The problem:
Down to the last line, set the entries down again exactly.

Data about app and page elements
--------

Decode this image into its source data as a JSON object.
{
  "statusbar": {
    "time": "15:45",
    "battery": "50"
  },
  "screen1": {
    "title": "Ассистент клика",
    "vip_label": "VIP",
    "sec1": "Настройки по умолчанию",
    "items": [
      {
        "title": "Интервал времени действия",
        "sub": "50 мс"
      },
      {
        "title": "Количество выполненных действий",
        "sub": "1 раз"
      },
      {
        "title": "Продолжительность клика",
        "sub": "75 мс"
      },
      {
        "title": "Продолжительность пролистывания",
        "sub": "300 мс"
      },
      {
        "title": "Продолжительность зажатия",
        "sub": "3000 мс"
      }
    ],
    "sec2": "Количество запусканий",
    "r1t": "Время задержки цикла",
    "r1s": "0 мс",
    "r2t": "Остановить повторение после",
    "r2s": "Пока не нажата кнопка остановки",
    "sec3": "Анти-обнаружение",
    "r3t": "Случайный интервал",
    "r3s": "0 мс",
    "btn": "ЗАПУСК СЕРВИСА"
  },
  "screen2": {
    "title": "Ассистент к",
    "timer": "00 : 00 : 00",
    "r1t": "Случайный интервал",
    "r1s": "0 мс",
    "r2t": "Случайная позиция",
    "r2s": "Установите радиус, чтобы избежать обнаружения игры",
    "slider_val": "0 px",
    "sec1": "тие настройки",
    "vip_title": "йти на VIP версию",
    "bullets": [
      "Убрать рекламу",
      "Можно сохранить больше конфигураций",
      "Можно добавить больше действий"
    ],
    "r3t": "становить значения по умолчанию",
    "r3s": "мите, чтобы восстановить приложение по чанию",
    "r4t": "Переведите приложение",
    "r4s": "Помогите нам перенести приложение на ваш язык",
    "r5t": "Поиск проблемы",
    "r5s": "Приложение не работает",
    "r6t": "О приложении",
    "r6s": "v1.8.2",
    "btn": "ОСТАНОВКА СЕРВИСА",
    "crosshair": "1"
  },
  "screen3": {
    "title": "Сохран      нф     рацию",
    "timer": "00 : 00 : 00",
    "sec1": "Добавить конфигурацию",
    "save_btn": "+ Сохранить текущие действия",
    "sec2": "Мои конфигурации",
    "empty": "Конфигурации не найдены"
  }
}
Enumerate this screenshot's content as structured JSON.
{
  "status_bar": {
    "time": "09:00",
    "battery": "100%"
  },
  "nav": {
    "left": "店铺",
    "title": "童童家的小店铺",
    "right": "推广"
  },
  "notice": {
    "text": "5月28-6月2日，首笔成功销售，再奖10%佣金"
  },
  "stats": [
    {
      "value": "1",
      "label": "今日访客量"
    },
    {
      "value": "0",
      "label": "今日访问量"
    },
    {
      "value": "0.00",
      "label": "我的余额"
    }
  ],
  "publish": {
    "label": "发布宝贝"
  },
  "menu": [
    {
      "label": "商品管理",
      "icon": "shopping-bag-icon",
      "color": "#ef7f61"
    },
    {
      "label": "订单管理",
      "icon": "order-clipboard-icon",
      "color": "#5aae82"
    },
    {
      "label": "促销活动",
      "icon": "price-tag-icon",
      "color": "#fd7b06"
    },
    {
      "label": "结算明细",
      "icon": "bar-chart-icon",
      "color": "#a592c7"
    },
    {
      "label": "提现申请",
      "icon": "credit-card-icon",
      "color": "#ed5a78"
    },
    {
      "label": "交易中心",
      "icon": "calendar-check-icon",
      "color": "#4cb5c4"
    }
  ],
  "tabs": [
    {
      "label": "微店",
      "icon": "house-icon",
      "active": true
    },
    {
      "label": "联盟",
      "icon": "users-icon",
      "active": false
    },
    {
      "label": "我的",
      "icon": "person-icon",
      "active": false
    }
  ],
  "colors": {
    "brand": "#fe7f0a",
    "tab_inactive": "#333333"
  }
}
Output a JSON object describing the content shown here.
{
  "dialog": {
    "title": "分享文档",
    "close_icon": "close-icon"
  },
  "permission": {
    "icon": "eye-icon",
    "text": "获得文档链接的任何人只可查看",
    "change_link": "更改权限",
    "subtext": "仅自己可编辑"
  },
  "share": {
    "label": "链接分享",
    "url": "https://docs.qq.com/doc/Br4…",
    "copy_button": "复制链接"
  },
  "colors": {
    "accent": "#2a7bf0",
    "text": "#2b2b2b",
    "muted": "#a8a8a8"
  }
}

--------

Solution to this problem:
Decode this image into its source data as a JSON object.
{
  "statusbar": {
    "time": "15:45",
    "battery": "50"
  },
  "screen1": {
    "title": "Ассистент клика",
    "vip_label": "VIP",
    "sec1": "Настройки по умолчанию",
    "items": [
      {
        "title": "Интервал времени действия",
        "sub": "50 мс"
      },
      {
        "title": "Количество выполненных действий",
        "sub": "1 раз"
      },
      {
        "title": "Продолжительность клика",
        "sub": "75 мс"
      },
      {
        "title": "Продолжительность пролистывания",
        "sub": "300 мс"
      },
      {
        "title": "Продолжительность зажатия",
        "sub": "3000 мс"
      }
    ],
    "sec2": "Количество запусканий",
    "r1t": "Время задержки цикла",
    "r1s": "0 мс",
    "r2t": "Остановить повторение после",
    "r2s": "Пока не нажата кнопка остановки",
    "sec3": "Анти-обнаружение",
    "r3t": "Случайный интервал",
    "r3s": "0 мс",
    "btn": "ЗАПУСК СЕРВИСА"
  },
  "screen2": {
    "title": "Ассистент к",
    "timer": "00 : 00 : 00",
    "r1t": "Случайный интервал",
    "r1s": "0 мс",
    "r2t": "Случайная позиция",
    "r2s": "Установите радиус, чтобы избежать обнаружения игры",
    "slider_val": "0 px",
    "sec1": "тие настройки",
    "vip_title": "йти на VIP версию",
    "bullets": [
      "Убрать рекламу",
      "Можно сохранить больше конфигураций",
      "Можно добавить больше действий"
    ],
    "r3t": "становить значения по умолчанию",
    "r3s": "мите, чтобы восстановить приложение по чанию",
    "r4t": "Переведите приложение",
    "r4s": "Помогите нам перенести приложение на ваш язык",
    "r5t": "Поиск проблемы",
    "r5s": "Приложение не работает",
    "r6t": "О приложении",
    "r6s": "v1.8.2",
    "btn": "ОСТАНОВКА СЕРВИСА",
    "crosshair": "1"
  },
  "screen3": {
    "title": "Сохран      нф     рацию",
    "timer": "00 : 00 : 00",
    "sec1": "Добавить конфигурацию",
    "save_btn": "+ Сохранить текущие действия",
    "sec2": "Мои конфигурации",
    "empty": "Конфигурации не найдены"
  }
}
Enumerate this screenshot's content as structured JSON.
{
  "status_bar": {
    "time": "09:00",
    "battery": "100%"
  },
  "nav": {
    "left": "店铺",
    "title": "童童家的小店铺",
    "right": "推广"
  },
  "notice": {
    "text": "5月28-6月2日，首笔成功销售，再奖10%佣金"
  },
  "stats": [
    {
      "value": "1",
      "label": "今日访客量"
    },
    {
      "value": "0",
      "label": "今日访问量"
    },
    {
      "value": "0.00",
      "label": "我的余额"
    }
  ],
  "publish": {
    "label": "发布宝贝"
  },
  "menu": [
    {
      "label": "商品管理",
      "icon": "shopping-bag-icon",
      "color": "#ef7f61"
    },
    {
      "label": "订单管理",
      "icon": "order-clipboard-icon",
      "color": "#5aae82"
    },
    {
      "label": "促销活动",
      "icon": "price-tag-icon",
      "color": "#fd7b06"
    },
    {
      "label": "结算明细",
      "icon": "bar-chart-icon",
      "color": "#a592c7"
    },
    {
      "label": "提现申请",
      "icon": "credit-card-icon",
      "color": "#ed5a78"
    },
    {
      "label": "交易中心",
      "icon": "calendar-check-icon",
      "color": "#4cb5c4"
    }
  ],
  "tabs": [
    {
      "label": "微店",
      "icon": "house-icon",
      "active": true
    },
    {
      "label": "联盟",
      "icon": "users-icon",
      "active": false
    },
    {
      "label": "我的",
      "icon": "person-icon",
      "active": false
    }
  ],
  "colors": {
    "brand": "#fe7f0a",
    "tab_inactive": "#333333"
  }
}
Output a JSON object describing the content shown here.
{
  "dialog": {
    "title": "分享文档",
    "close_icon": "close-icon"
  },
  "permission": {
    "icon": "eye-icon",
    "text": "获得文档链接的任何人只可查看",
    "change_link": "更改权限",
    "subtext": "仅自己可编辑"
  },
  "share": {
    "label": "链接分享",
    "url": "https://docs.qq.com/doc/Br4…",
    "copy_button": "复制链接"
  },
  "colors": {
    "accent": "#2a7bf0",
    "text": "#2b2b2b",
    "muted": "#a8a8a8"
  }
}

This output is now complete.